  • Include snag retention in forestry harvest operations planning.
Game Bird
  • Supplemental Feed at 1- 2 bu/ac/yr
  • Develop burn plans: high quail numbers this fall indicate need for burn plans that help to maximize quail survival rates. This includes patch burning and stretching burning out from March through April. 
  • Land Management
  • Mow dense hardwood encroachment areas to enhance groundcover.
  • Fertilize fall food plots.
  • Good time to work roads.
  • Disk weed fields for brood habitat now through February.
Vertebrate Ecology
  • Be on the lookout and record nesting locations for birds of prey, such as the bald eagle. Look for nestlings starting to hatch in mid to late December.Take efforts to protect nesting areas from disturbance.
  • Chorus Frogs, Spring Peepers, and other winter-breeding frogs may start to call as early as mid December and reach higher levels of activity in January. 
  • Christmas bird counts are underway in mid December. The counts have provided invaluable trend information that date back to the early 1900s.
  • Sapsuckers arrive in big numbers and start etching away at their sap wells. Individuals can be highly territorial, and wells are passed along from generation to generation.
  • Clean out nest boxes in preparation for spring.

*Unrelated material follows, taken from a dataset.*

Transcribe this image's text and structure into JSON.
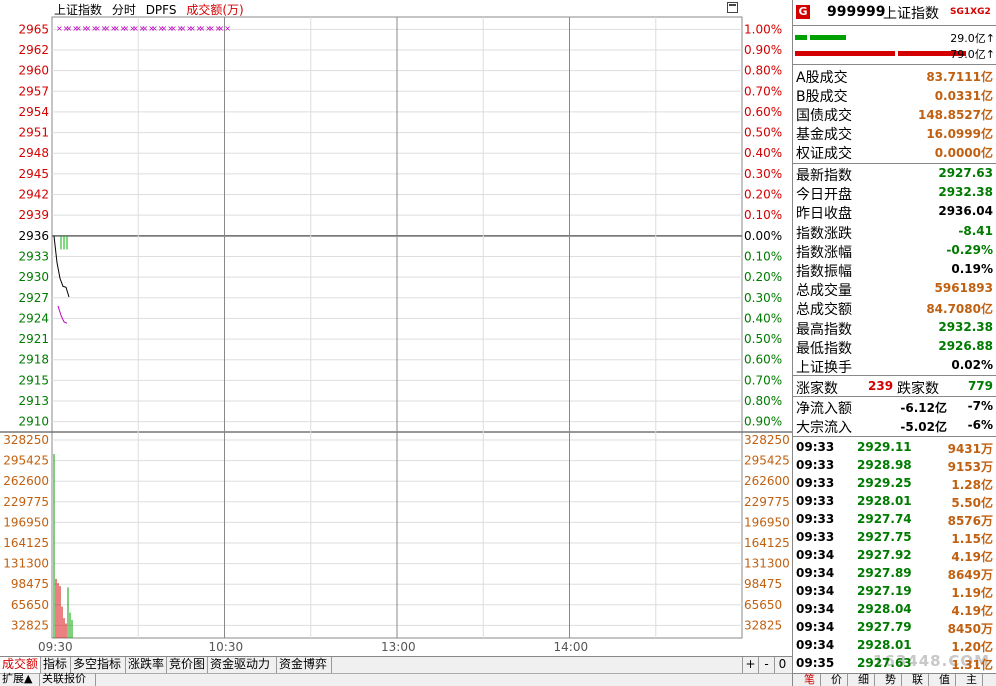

January Management Recommendations

Fire Ecology
  • Develop burn plans with specific objectives for Rx burns.
  • Evaluate fuel loads for burning.
  • Contact local Division of Forestry for proper burn authorizations.
  • Disk fire lanes and prepare all fire breaks for prescribed burning program and to protect against wildfire.

Forestry

  • Check timber harvest schedule for spring. Meet with consultant forester.
  • Include snag retention in forestry harvest operations planning.
  • Continue planting longleaf or other site-specific pine trees as needed.
  • Plant native soft and hard mast-producing trees/shrubs for attracting wildlife.
  • Order pine seedlings for planting next winter.

Game Bird

  • Supplemental Feed at 1- 2 bu/ac/yr
  • Prepare fire breaks to burn 50-75% of area in 25-100 acre patches, depending on weather, populations, and predation. If drought conditions persist carefully check cover conditions. If cover is sparse burn less. 
  • Mow low areas.
  • Complete mowing of hunting lanes.
 Land Management
  • Mow dense hardwood encroachment areas to enhance groundcover.
  • Single-drum roller-chop areas to control woody vegetation and improve herbaceous groundcover.
  • Take soil samples in dove fields.
  • Lime or bottom plow old fields as needed.
  • Install wood duck boxes.
  • Strip disk (harrow) weed fields for brood habitat now through February.
  • Disking now promotes legume production such as partridge pea that are valuable to many wildlife species.
  • This is the peak of wild hog farrowing season.
 Vertebrate Ecology
  • Put old Christmas trees to good use by starting a brush pile near a bird feeder.
  • Chorus Frogs, Spring Peepers, and other winter-breeding frogs  reach higher levels of activity in January. 
  • Put out suet feeders for birds.
  • Clean and erect Purple Martin houses as birds send out scouts as early as January.
  • Clean out nest boxes in preparation for spring.
  • Black bears in North Florida occupy their dens.
The mission of Tall Timbers Research Station & Land Conservancy is to foster exemplary land stewardship through research, conservation and education.